*** Available records ***

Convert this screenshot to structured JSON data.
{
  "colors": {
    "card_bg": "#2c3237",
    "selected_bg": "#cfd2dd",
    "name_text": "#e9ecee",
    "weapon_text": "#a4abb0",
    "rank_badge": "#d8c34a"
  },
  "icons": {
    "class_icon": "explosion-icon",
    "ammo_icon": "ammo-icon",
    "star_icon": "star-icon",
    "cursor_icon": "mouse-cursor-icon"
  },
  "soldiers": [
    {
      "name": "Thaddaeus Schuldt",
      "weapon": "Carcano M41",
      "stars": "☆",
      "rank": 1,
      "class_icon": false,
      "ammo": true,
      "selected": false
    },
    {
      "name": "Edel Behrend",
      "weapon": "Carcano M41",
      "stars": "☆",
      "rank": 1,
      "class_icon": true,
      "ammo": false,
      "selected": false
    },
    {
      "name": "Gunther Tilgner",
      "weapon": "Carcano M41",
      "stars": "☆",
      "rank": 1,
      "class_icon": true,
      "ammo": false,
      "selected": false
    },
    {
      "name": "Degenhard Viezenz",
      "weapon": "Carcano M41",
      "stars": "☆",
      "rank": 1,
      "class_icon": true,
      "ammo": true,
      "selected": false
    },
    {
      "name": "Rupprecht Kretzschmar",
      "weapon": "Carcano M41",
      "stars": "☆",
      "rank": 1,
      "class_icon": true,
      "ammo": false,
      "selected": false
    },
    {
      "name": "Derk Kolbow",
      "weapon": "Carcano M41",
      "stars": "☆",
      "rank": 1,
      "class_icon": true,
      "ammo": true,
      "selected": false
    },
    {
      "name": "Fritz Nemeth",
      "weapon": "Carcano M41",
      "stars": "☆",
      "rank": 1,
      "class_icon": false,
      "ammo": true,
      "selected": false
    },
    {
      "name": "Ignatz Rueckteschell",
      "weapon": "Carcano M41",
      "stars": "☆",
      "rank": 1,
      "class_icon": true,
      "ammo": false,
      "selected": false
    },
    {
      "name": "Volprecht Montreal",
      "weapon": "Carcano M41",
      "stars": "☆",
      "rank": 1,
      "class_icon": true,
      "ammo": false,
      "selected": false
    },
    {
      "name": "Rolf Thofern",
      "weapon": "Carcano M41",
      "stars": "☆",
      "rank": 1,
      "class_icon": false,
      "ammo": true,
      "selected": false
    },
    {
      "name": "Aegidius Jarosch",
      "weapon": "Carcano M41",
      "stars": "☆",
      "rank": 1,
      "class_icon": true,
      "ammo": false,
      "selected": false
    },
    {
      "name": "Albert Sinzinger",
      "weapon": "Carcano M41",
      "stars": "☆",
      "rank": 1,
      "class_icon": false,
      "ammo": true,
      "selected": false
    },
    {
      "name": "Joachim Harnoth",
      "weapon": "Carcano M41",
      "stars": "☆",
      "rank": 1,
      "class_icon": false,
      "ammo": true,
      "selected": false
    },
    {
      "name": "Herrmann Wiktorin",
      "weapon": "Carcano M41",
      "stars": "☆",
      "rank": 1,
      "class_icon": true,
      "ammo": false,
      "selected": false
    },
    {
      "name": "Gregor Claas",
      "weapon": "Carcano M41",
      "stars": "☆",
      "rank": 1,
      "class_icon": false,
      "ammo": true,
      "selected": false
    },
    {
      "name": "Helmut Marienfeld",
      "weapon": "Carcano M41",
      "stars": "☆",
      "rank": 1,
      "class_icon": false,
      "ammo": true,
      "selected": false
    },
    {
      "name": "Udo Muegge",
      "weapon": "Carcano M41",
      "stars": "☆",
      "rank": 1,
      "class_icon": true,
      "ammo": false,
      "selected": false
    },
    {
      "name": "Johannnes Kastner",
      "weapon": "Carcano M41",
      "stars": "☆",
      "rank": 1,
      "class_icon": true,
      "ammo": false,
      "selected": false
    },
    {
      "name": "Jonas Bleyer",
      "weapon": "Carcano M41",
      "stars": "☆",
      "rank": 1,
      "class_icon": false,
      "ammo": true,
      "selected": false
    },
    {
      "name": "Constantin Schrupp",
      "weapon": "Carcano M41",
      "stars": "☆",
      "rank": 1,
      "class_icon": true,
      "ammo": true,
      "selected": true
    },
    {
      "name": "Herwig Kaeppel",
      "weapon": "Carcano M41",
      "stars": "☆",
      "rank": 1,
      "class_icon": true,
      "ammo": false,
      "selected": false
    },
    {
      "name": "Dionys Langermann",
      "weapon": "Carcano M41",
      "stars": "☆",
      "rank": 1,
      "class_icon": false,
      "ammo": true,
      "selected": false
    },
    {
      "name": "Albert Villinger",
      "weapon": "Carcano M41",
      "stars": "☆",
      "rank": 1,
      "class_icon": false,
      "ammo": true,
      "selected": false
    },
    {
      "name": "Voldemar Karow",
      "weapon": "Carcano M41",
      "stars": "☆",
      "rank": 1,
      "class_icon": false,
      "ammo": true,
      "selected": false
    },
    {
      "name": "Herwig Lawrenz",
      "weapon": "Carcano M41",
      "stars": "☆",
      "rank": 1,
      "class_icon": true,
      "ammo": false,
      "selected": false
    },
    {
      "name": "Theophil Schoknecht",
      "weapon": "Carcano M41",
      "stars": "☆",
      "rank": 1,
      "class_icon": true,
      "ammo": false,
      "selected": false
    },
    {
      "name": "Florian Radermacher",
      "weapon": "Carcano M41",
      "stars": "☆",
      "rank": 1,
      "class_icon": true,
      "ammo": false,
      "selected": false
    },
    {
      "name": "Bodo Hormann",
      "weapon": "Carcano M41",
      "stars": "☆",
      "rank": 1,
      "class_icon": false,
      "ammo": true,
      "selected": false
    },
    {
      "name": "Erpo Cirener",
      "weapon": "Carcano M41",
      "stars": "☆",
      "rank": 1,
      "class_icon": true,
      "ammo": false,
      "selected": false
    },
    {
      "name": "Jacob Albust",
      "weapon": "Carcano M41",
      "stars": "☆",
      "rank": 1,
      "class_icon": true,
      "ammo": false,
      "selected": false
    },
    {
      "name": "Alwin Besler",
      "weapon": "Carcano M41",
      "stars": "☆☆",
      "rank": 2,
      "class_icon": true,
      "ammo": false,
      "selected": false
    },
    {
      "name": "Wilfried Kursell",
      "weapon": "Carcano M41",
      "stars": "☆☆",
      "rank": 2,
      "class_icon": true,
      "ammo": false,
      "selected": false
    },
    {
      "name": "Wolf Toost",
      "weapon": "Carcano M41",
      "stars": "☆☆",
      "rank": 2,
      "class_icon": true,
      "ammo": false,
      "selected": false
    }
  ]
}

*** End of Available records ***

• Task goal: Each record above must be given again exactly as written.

• Worked solution:
Convert this screenshot to structured JSON data.
{
  "colors": {
    "card_bg": "#2c3237",
    "selected_bg": "#cfd2dd",
    "name_text": "#e9ecee",
    "weapon_text": "#a4abb0",
    "rank_badge": "#d8c34a"
  },
  "icons": {
    "class_icon": "explosion-icon",
    "ammo_icon": "ammo-icon",
    "star_icon": "star-icon",
    "cursor_icon": "mouse-cursor-icon"
  },
  "soldiers": [
    {
      "name": "Thaddaeus Schuldt",
      "weapon": "Carcano M41",
      "stars": "☆",
      "rank": 1,
      "class_icon": false,
      "ammo": true,
      "selected": false
    },
    {
      "name": "Edel Behrend",
      "weapon": "Carcano M41",
      "stars": "☆",
      "rank": 1,
      "class_icon": true,
      "ammo": false,
      "selected": false
    },
    {
      "name": "Gunther Tilgner",
      "weapon": "Carcano M41",
      "stars": "☆",
      "rank": 1,
      "class_icon": true,
      "ammo": false,
      "selected": false
    },
    {
      "name": "Degenhard Viezenz",
      "weapon": "Carcano M41",
      "stars": "☆",
      "rank": 1,
      "class_icon": true,
      "ammo": true,
      "selected": false
    },
    {
      "name": "Rupprecht Kretzschmar",
      "weapon": "Carcano M41",
      "stars": "☆",
      "rank": 1,
      "class_icon": true,
      "ammo": false,
      "selected": false
    },
    {
      "name": "Derk Kolbow",
      "weapon": "Carcano M41",
      "stars": "☆",
      "rank": 1,
      "class_icon": true,
      "ammo": true,
      "selected": false
    },
    {
      "name": "Fritz Nemeth",
      "weapon": "Carcano M41",
      "stars": "☆",
      "rank": 1,
      "class_icon": false,
      "ammo": true,
      "selected": false
    },
    {
      "name": "Ignatz Rueckteschell",
      "weapon": "Carcano M41",
      "stars": "☆",
      "rank": 1,
      "class_icon": true,
      "ammo": false,
      "selected": false
    },
    {
      "name": "Volprecht Montreal",
      "weapon": "Carcano M41",
      "stars": "☆",
      "rank": 1,
      "class_icon": true,
      "ammo": false,
      "selected": false
    },
    {
      "name": "Rolf Thofern",
      "weapon": "Carcano M41",
      "stars": "☆",
      "rank": 1,
      "class_icon": false,
      "ammo": true,
      "selected": false
    },
    {
      "name": "Aegidius Jarosch",
      "weapon": "Carcano M41",
      "stars": "☆",
      "rank": 1,
      "class_icon": true,
      "ammo": false,
      "selected": false
    },
    {
      "name": "Albert Sinzinger",
      "weapon": "Carcano M41",
      "stars": "☆",
      "rank": 1,
      "class_icon": false,
      "ammo": true,
      "selected": false
    },
    {
      "name": "Joachim Harnoth",
      "weapon": "Carcano M41",
      "stars": "☆",
      "rank": 1,
      "class_icon": false,
      "ammo": true,
      "selected": false
    },
    {
      "name": "Herrmann Wiktorin",
      "weapon": "Carcano M41",
      "stars": "☆",
      "rank": 1,
      "class_icon": true,
      "ammo": false,
      "selected": false
    },
    {
      "name": "Gregor Claas",
      "weapon": "Carcano M41",
      "stars": "☆",
      "rank": 1,
      "class_icon": false,
      "ammo": true,
      "selected": false
    },
    {
      "name": "Helmut Marienfeld",
      "weapon": "Carcano M41",
      "stars": "☆",
      "rank": 1,
      "class_icon": false,
      "ammo": true,
      "selected": false
    },
    {
      "name": "Udo Muegge",
      "weapon": "Carcano M41",
      "stars": "☆",
      "rank": 1,
      "class_icon": true,
      "ammo": false,
      "selected": false
    },
    {
      "name": "Johannnes Kastner",
      "weapon": "Carcano M41",
      "stars": "☆",
      "rank": 1,
      "class_icon": true,
      "ammo": false,
      "selected": false
    },
    {
      "name": "Jonas Bleyer",
      "weapon": "Carcano M41",
      "stars": "☆",
      "rank": 1,
      "class_icon": false,
      "ammo": true,
      "selected": false
    },
    {
      "name": "Constantin Schrupp",
      "weapon": "Carcano M41",
      "stars": "☆",
      "rank": 1,
      "class_icon": true,
      "ammo": true,
      "selected": true
    },
    {
      "name": "Herwig Kaeppel",
      "weapon": "Carcano M41",
      "stars": "☆",
      "rank": 1,
      "class_icon": true,
      "ammo": false,
      "selected": false
    },
    {
      "name": "Dionys Langermann",
      "weapon": "Carcano M41",
      "stars": "☆",
      "rank": 1,
      "class_icon": false,
      "ammo": true,
      "selected": false
    },
    {
      "name": "Albert Villinger",
      "weapon": "Carcano M41",
      "stars": "☆",
      "rank": 1,
      "class_icon": false,
      "ammo": true,
      "selected": false
    },
    {
      "name": "Voldemar Karow",
      "weapon": "Carcano M41",
      "stars": "☆",
      "rank": 1,
      "class_icon": false,
      "ammo": true,
      "selected": false
    },
    {
      "name": "Herwig Lawrenz",
      "weapon": "Carcano M41",
      "stars": "☆",
      "rank": 1,
      "class_icon": true,
      "ammo": false,
      "selected": false
    },
    {
      "name": "Theophil Schoknecht",
      "weapon": "Carcano M41",
      "stars": "☆",
      "rank": 1,
      "class_icon": true,
      "ammo": false,
      "selected": false
    },
    {
      "name": "Florian Radermacher",
      "weapon": "Carcano M41",
      "stars": "☆",
      "rank": 1,
      "class_icon": true,
      "ammo": false,
      "selected": false
    },
    {
      "name": "Bodo Hormann",
      "weapon": "Carcano M41",
      "stars": "☆",
      "rank": 1,
      "class_icon": false,
      "ammo": true,
      "selected": false
    },
    {
      "name": "Erpo Cirener",
      "weapon": "Carcano M41",
      "stars": "☆",
      "rank": 1,
      "class_icon": true,
      "ammo": false,
      "selected": false
    },
    {
      "name": "Jacob Albust",
      "weapon": "Carcano M41",
      "stars": "☆",
      "rank": 1,
      "class_icon": true,
      "ammo": false,
      "selected": false
    },
    {
      "name": "Alwin Besler",
      "weapon": "Carcano M41",
      "stars": "☆☆",
      "rank": 2,
      "class_icon": true,
      "ammo": false,
      "selected": false
    },
    {
      "name": "Wilfried Kursell",
      "weapon": "Carcano M41",
      "stars": "☆☆",
      "rank": 2,
      "class_icon": true,
      "ammo": false,
      "selected": false
    },
    {
      "name": "Wolf Toost",
      "weapon": "Carcano M41",
      "stars": "☆☆",
      "rank": 2,
      "class_icon": true,
      "ammo": false,
      "selected": false
    }
  ]
}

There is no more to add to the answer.